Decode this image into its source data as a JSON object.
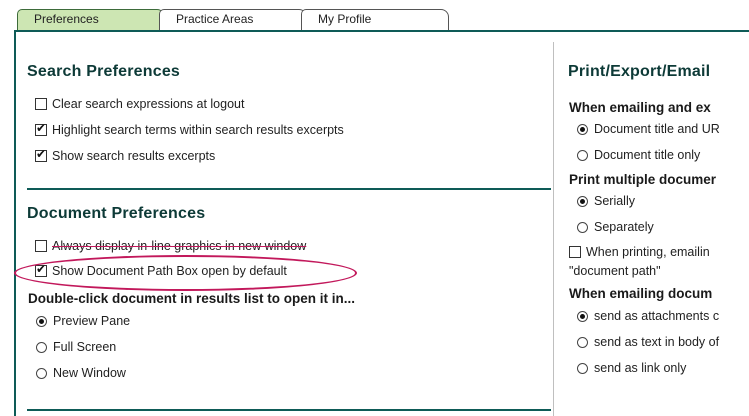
{
  "tabs": [
    {
      "label": "Preferences",
      "active": true
    },
    {
      "label": "Practice Areas",
      "active": false
    },
    {
      "label": "My Profile",
      "active": false
    }
  ],
  "search_prefs": {
    "title": "Search Preferences",
    "options": [
      {
        "label": "Clear search expressions at logout",
        "checked": false
      },
      {
        "label": "Highlight search terms within search results excerpts",
        "checked": true
      },
      {
        "label": "Show search results excerpts",
        "checked": true
      }
    ]
  },
  "document_prefs": {
    "title": "Document Preferences",
    "options": [
      {
        "label": "Always display in-line graphics in new window",
        "checked": false
      },
      {
        "label": "Show Document Path Box open by default",
        "checked": true
      }
    ],
    "dblclick_title": "Double-click document in results list to open it in...",
    "dblclick_options": [
      {
        "label": "Preview Pane",
        "selected": true
      },
      {
        "label": "Full Screen",
        "selected": false
      },
      {
        "label": "New Window",
        "selected": false
      }
    ]
  },
  "print_prefs": {
    "title": "Print/Export/Email",
    "emailing_title": "When emailing and ex",
    "emailing_options": [
      {
        "label": "Document title and UR",
        "selected": true
      },
      {
        "label": "Document title only",
        "selected": false
      }
    ],
    "multiple_title": "Print multiple documer",
    "multiple_options": [
      {
        "label": "Serially",
        "selected": true
      },
      {
        "label": "Separately",
        "selected": false
      }
    ],
    "printing_checkbox": {
      "label": "When printing, emailin",
      "checked": false
    },
    "printing_continuation": "\"document path\"",
    "emailing_docs_title": "When emailing docum",
    "emailing_docs_options": [
      {
        "label": "send as attachments c",
        "selected": true
      },
      {
        "label": "send as text in body of",
        "selected": false
      },
      {
        "label": "send as link only",
        "selected": false
      }
    ]
  },
  "colors": {
    "accent": "#0e5b57",
    "active_tab": "#cde6b3",
    "highlight": "#c2185b"
  }
}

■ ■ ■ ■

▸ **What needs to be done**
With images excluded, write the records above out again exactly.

▸ **Answer to this exercise**
Decode this image into its source data as a JSON object.
{
  "tabs": [
    {
      "label": "Preferences",
      "active": true
    },
    {
      "label": "Practice Areas",
      "active": false
    },
    {
      "label": "My Profile",
      "active": false
    }
  ],
  "search_prefs": {
    "title": "Search Preferences",
    "options": [
      {
        "label": "Clear search expressions at logout",
        "checked": false
      },
      {
        "label": "Highlight search terms within search results excerpts",
        "checked": true
      },
      {
        "label": "Show search results excerpts",
        "checked": true
      }
    ]
  },
  "document_prefs": {
    "title": "Document Preferences",
    "options": [
      {
        "label": "Always display in-line graphics in new window",
        "checked": false
      },
      {
        "label": "Show Document Path Box open by default",
        "checked": true
      }
    ],
    "dblclick_title": "Double-click document in results list to open it in...",
    "dblclick_options": [
      {
        "label": "Preview Pane",
        "selected": true
      },
      {
        "label": "Full Screen",
        "selected": false
      },
      {
        "label": "New Window",
        "selected": false
      }
    ]
  },
  "print_prefs": {
    "title": "Print/Export/Email",
    "emailing_title": "When emailing and ex",
    "emailing_options": [
      {
        "label": "Document title and UR",
        "selected": true
      },
      {
        "label": "Document title only",
        "selected": false
      }
    ],
    "multiple_title": "Print multiple documer",
    "multiple_options": [
      {
        "label": "Serially",
        "selected": true
      },
      {
        "label": "Separately",
        "selected": false
      }
    ],
    "printing_checkbox": {
      "label": "When printing, emailin",
      "checked": false
    },
    "printing_continuation": "\"document path\"",
    "emailing_docs_title": "When emailing docum",
    "emailing_docs_options": [
      {
        "label": "send as attachments c",
        "selected": true
      },
      {
        "label": "send as text in body of",
        "selected": false
      },
      {
        "label": "send as link only",
        "selected": false
      }
    ]
  },
  "colors": {
    "accent": "#0e5b57",
    "active_tab": "#cde6b3",
    "highlight": "#c2185b"
  }
}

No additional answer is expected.